In 1976, Penn State University's College of Business Business Administration bestowed its Alumni Achievement Award to Bowers. His professional career in numismatics has been highly honored. From 1983 to 1985 he served as president of the American Numismatic Association (ANA), having already been president of the Professional Numismatists Guild from 1977 to 1979. The ANA gave Bowers the Farran Zerbe Award, their highest award and he has been elected to their Numismatic Hall of Fame.
On January 3, 2018, Q. David Bowers debuted weekly blog columns on Coin Update and the Mint News Blog.
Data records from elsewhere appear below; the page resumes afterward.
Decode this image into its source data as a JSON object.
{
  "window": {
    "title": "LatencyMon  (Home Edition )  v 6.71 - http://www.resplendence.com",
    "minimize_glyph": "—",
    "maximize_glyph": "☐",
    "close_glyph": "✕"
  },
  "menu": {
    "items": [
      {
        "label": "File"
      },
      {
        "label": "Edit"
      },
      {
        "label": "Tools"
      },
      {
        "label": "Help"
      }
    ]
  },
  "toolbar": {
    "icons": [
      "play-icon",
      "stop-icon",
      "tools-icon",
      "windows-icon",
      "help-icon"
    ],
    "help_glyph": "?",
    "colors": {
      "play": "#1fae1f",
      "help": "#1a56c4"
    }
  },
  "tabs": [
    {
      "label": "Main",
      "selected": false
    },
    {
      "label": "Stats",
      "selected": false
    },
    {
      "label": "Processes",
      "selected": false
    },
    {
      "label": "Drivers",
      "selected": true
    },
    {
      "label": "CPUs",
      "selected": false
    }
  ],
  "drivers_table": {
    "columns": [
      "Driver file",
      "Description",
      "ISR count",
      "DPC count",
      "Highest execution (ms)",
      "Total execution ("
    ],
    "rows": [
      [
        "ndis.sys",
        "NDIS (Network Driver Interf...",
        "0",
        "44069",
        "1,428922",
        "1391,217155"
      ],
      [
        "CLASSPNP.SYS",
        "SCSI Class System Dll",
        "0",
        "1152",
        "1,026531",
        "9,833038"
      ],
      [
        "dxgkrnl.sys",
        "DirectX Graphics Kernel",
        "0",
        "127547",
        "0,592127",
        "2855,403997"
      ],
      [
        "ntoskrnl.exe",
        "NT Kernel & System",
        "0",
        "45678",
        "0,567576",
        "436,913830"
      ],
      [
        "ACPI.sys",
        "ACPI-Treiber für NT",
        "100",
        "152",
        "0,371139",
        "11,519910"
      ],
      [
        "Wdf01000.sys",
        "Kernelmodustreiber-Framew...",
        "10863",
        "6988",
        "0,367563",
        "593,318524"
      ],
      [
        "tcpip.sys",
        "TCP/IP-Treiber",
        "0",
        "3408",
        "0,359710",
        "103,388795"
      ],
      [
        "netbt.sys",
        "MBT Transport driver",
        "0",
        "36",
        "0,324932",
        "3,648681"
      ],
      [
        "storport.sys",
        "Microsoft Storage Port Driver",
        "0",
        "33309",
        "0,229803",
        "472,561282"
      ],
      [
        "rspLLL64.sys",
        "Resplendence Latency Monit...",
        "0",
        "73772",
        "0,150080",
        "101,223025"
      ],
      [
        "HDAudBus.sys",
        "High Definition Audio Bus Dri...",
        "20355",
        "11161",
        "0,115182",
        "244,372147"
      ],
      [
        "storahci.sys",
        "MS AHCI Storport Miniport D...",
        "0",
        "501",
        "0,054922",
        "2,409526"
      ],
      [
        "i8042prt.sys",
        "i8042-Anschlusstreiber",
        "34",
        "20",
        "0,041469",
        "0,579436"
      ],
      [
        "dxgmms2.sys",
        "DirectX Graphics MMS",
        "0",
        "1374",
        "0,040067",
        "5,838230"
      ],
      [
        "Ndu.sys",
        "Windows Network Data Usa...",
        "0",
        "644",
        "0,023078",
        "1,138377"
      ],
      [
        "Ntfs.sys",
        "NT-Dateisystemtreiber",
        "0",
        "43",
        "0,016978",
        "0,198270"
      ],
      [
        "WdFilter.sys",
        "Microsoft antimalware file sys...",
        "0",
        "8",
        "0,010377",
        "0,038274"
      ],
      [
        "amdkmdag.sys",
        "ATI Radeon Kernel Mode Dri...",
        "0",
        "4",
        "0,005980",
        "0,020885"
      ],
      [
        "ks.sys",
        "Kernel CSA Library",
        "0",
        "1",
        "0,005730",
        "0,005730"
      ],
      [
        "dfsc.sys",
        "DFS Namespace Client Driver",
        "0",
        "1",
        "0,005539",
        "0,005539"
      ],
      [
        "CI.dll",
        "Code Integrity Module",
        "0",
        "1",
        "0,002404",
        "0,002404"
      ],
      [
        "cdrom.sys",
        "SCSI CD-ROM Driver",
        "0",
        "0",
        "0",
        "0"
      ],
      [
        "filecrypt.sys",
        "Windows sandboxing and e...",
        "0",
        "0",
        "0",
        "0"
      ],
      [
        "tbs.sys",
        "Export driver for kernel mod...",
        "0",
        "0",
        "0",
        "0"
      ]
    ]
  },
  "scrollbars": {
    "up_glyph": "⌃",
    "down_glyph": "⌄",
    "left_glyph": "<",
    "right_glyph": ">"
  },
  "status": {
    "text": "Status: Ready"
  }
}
He has made appearances on channels such as CNN, ABC, and the Discovery Channel, and continues to write notable works online and in print, including Lost and Found Coin Hoards and Treasures (2015) and A Guide Book of Half Cents and Large Cents (2015).
United States Half Cents, 1793-1857. Johnson City, NY: Creative Printing, Inc., 1962.
Put Another Nickel In: A History of Coin-Operated Pianos and Orchestrions. Vestal, NY: Vestal, 1966.
Encyclopedia of Automatic Musical Instruments. Vestal, NY: Vestal, 1972.
The History of the Unites States Coinage as Illustrated by the Garrett Collection. Los Angeles: Bowers & Ruddy Galleries, 1979.
Nickelodeon Theatres and Their Music. Vestal, NY: Vestal, 1986.
Muriel Ostriche: Princess of Silent Films, and Early American Film Production. Vestal, NY: Vestal, 1987.
How to Be a Successful Coin Dealer. Wolfeboro, NH: Bowers & Merena Galleries, 1988.
Louis E. Eliasberg, Sr., King of Coins. Wolfeboro, NH: Bowers and Merena Galleries, 1996.
The Treasure Ship S. S. Brother Jonathan: Her Life and Loss, 1850-1865. Wolfeboro, NH: Bowers and Merena Galleries, 1999.
The Official Red Book of Morgan Silver Dollars, 1878 to 1921: America's Most Popular Classic Coins. Atlanta: Whitman Publishing, 2004.
100 Greatest American Currency Notes: The Stories Behind the Most Fascinating Colonial, Confederate, Federal, Obsolete, and Private American Notes. (with David M. Sundman) Atlanta: Whitman Publishing, 2006.
A Guide Book of Half Cents and Large Cents. Atlanta: Whitman Publishing, 2015.